The ResponsibleOhio campaign needs 305,591 valid signatures in order to get its marijuana legalization initiative on the 2015 ballot in Ohio. The campaign turned in 695,273 signatures by the deadline, which if it had the signature validity rate of other successful marijuana legalization initiatives, would have been more than enough. However due to a historically low signature validity rate, the campaign came up short by roughly 29,000 valid signatures. Ohio election laws afforded the campaign ten more days to collect signatures in order to cover the gap. If the ten day window signature gathering effort had the same validity rate as the original signature gathering effort, that would mean the campaign would need to gather at least 69,000 signatures. Late last week the campaign turned in considerably more than that in hopes of getting on the ballot. Per the Dayton Daily News:
The campaign to legalize marijuana in Ohio turned in more than 95,500 supplemental petition signatures on Thursday in a last push to make the statewide ballot in November.
ResponsibleOhio needs 305,591 valid signatures from registered Ohio voters. Election officials ruled that the campaign had 276,082 valid signatures in the first batch, leaving it 29,509 short.
ResponsibleOhio hopes to make up the shortfall with the 95,572 signatures submitted Thursday.
Josh Eck, spokesman for Ohio Secretary of State Jon Husted, said county boards of elections will be asked to validate signatures and return the petitions to the state the week of Aug. 10. State officials must finalize the November ballot by Aug. 25
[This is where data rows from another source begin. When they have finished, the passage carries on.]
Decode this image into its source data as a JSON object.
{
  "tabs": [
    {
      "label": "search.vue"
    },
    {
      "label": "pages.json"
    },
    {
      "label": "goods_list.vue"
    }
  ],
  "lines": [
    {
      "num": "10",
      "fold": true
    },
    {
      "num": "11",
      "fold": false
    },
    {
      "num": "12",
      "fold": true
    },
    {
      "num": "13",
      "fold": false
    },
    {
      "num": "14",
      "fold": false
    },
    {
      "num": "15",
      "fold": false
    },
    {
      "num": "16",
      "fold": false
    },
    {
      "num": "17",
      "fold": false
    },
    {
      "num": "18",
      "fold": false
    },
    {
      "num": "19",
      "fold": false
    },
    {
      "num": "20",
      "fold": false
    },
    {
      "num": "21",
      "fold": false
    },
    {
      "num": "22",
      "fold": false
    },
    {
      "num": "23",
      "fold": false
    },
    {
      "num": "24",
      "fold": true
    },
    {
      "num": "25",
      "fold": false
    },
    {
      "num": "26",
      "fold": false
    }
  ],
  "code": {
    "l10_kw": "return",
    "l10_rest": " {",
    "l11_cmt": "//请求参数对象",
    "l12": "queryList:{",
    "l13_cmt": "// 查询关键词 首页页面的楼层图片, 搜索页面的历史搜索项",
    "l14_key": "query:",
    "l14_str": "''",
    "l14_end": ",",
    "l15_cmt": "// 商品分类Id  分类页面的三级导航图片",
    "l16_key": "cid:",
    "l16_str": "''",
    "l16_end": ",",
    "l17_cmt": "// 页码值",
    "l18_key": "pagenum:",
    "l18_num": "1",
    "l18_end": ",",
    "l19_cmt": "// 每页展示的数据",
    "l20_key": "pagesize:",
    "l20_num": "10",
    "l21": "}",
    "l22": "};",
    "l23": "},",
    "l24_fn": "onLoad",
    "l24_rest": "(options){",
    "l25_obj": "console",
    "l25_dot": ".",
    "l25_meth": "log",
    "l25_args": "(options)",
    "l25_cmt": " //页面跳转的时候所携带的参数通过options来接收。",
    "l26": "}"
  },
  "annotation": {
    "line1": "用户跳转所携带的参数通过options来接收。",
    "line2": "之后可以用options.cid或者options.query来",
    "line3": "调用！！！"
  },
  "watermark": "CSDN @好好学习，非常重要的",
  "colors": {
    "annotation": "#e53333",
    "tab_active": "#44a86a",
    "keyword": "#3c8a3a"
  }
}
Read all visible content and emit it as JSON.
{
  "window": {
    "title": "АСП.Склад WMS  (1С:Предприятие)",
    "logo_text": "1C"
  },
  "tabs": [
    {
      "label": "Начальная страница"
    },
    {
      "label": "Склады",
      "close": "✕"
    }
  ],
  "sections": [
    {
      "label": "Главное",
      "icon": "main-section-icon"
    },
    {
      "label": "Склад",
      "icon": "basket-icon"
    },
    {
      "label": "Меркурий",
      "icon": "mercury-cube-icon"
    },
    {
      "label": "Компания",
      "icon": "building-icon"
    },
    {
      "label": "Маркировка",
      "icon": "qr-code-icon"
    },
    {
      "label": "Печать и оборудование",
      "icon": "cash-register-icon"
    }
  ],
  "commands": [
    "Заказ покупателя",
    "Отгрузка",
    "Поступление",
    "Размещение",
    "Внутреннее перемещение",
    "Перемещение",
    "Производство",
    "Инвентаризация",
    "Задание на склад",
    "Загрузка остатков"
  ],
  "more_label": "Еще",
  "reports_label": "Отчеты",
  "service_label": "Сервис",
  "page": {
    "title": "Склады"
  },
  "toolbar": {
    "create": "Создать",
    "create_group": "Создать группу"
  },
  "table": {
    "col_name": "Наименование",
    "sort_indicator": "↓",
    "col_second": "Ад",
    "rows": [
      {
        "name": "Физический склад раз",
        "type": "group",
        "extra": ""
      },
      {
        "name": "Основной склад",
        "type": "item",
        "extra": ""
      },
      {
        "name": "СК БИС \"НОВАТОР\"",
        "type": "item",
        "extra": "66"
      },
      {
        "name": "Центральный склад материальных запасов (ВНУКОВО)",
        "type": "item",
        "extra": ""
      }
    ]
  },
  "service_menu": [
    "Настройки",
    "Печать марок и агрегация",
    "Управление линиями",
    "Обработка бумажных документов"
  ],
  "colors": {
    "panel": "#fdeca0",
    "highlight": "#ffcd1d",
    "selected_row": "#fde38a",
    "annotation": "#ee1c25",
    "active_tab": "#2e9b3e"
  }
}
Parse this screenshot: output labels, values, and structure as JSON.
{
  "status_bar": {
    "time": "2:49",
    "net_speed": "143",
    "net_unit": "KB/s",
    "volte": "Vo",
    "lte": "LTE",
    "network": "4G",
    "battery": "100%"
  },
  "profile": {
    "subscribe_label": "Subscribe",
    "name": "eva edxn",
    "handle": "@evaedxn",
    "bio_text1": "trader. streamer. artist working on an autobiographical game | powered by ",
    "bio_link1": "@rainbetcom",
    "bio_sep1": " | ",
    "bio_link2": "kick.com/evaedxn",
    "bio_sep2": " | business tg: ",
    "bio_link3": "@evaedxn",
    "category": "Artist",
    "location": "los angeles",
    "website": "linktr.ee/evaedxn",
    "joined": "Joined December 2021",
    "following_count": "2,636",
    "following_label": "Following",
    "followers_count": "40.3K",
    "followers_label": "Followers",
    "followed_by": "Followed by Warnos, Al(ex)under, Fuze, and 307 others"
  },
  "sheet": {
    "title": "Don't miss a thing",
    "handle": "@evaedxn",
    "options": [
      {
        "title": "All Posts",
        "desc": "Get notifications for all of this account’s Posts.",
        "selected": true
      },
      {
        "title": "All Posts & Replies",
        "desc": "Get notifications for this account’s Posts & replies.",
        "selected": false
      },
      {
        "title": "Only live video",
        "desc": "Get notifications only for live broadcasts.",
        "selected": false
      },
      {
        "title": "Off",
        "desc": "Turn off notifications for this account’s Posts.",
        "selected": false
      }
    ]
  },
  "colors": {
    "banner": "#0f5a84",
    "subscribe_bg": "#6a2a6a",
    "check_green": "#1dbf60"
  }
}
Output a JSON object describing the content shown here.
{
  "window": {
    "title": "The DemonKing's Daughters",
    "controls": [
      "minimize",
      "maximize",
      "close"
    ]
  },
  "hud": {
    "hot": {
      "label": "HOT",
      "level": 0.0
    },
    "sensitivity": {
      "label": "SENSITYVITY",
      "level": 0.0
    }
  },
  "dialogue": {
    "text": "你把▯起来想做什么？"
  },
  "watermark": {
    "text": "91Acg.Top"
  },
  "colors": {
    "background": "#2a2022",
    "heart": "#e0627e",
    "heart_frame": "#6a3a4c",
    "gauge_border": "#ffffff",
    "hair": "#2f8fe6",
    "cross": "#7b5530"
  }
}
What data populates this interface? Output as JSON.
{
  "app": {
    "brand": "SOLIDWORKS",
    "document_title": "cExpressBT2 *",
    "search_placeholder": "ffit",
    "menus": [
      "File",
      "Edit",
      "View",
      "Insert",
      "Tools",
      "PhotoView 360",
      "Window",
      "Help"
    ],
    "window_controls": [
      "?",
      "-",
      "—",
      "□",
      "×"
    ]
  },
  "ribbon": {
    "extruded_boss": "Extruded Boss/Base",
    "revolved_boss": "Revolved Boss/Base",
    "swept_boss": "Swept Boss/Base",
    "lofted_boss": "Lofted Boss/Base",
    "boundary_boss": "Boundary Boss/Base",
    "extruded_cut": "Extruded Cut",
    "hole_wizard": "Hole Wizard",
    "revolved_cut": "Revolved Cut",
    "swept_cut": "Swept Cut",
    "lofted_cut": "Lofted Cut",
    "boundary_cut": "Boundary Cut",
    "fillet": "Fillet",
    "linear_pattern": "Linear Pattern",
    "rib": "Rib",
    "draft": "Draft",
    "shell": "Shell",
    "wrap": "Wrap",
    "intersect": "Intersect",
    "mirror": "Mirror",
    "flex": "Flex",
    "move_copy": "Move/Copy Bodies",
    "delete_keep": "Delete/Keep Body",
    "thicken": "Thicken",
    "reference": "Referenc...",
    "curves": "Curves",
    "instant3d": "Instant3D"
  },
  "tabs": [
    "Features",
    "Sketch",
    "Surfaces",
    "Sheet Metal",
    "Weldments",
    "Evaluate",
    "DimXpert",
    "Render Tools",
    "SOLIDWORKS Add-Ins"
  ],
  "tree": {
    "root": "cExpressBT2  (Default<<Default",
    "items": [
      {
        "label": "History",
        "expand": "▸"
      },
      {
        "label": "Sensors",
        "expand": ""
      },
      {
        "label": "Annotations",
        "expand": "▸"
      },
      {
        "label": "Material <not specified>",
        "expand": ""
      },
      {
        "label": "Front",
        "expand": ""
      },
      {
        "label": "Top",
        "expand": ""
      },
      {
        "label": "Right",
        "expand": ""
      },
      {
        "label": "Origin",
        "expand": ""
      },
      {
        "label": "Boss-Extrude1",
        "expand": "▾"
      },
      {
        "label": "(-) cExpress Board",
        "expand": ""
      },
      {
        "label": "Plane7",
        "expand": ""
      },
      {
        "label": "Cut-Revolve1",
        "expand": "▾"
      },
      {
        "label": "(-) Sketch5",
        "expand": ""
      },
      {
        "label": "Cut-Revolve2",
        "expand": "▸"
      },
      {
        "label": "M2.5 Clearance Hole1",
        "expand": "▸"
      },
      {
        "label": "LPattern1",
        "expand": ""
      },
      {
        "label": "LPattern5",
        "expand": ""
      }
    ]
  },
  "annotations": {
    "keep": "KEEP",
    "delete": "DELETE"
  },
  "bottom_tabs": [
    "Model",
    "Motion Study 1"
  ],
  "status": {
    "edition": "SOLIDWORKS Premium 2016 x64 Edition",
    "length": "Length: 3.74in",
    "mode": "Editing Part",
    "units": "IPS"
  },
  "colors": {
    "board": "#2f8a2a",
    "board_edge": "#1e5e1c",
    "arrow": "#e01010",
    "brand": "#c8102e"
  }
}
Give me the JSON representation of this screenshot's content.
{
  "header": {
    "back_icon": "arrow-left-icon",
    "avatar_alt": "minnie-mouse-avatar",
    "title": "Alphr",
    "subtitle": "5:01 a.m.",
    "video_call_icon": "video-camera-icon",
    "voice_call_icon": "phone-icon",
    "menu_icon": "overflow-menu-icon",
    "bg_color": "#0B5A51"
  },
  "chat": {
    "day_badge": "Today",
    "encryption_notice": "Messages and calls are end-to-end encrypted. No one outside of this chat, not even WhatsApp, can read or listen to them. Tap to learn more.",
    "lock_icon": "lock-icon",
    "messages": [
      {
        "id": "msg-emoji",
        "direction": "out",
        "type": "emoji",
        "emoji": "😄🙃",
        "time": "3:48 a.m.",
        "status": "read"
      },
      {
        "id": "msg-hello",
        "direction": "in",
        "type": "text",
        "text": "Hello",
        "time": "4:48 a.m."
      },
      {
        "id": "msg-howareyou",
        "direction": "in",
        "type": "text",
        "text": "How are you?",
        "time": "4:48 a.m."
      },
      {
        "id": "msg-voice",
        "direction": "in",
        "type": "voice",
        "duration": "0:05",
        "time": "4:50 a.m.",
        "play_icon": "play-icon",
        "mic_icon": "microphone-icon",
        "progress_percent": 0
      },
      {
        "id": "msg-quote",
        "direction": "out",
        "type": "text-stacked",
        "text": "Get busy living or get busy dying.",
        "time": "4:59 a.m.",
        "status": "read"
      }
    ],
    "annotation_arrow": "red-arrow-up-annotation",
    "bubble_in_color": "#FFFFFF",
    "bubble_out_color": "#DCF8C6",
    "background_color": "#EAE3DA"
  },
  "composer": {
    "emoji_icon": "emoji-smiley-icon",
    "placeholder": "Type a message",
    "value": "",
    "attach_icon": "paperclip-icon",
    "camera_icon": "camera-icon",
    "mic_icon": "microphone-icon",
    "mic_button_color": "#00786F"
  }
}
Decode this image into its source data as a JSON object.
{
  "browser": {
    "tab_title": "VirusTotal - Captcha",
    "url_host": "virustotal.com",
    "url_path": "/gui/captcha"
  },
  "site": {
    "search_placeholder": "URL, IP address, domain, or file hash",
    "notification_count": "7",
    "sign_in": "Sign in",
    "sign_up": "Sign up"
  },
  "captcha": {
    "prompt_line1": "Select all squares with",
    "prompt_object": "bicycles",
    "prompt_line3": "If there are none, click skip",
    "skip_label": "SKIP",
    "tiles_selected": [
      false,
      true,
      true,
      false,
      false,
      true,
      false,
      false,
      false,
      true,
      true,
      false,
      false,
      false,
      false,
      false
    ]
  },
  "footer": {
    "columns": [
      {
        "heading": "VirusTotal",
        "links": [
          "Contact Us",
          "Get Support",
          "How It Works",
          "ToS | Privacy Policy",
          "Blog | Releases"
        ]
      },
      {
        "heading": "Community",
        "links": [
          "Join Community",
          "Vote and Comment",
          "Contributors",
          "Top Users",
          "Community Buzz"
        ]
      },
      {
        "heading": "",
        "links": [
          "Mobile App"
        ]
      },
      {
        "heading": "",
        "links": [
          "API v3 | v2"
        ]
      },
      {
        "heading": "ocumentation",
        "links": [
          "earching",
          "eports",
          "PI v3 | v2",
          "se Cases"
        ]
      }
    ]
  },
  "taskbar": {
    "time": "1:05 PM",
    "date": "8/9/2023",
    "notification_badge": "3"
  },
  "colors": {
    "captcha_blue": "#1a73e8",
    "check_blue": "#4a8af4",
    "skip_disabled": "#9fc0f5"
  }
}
Barring the most ruthlessly low signature validity rate, I think the ResponsibleOhio initiative will make the ballot. If so, the campaign will shift gears from gathering signatures to a phase that will involve courting Ohio voters. The ResponsibleOhio campaign will have to fight to PR fronts. The first is convincing non-cannabis consuming voters in Ohio that marijuana legalization is a good thing. The second front will involve convincing cannabis consumers in Ohio to vote for one of, if not the, most controversial marijuana legalization initiative in American history due to the fact that the initiative only allows ten entities in the state to grow cannabis for a profit.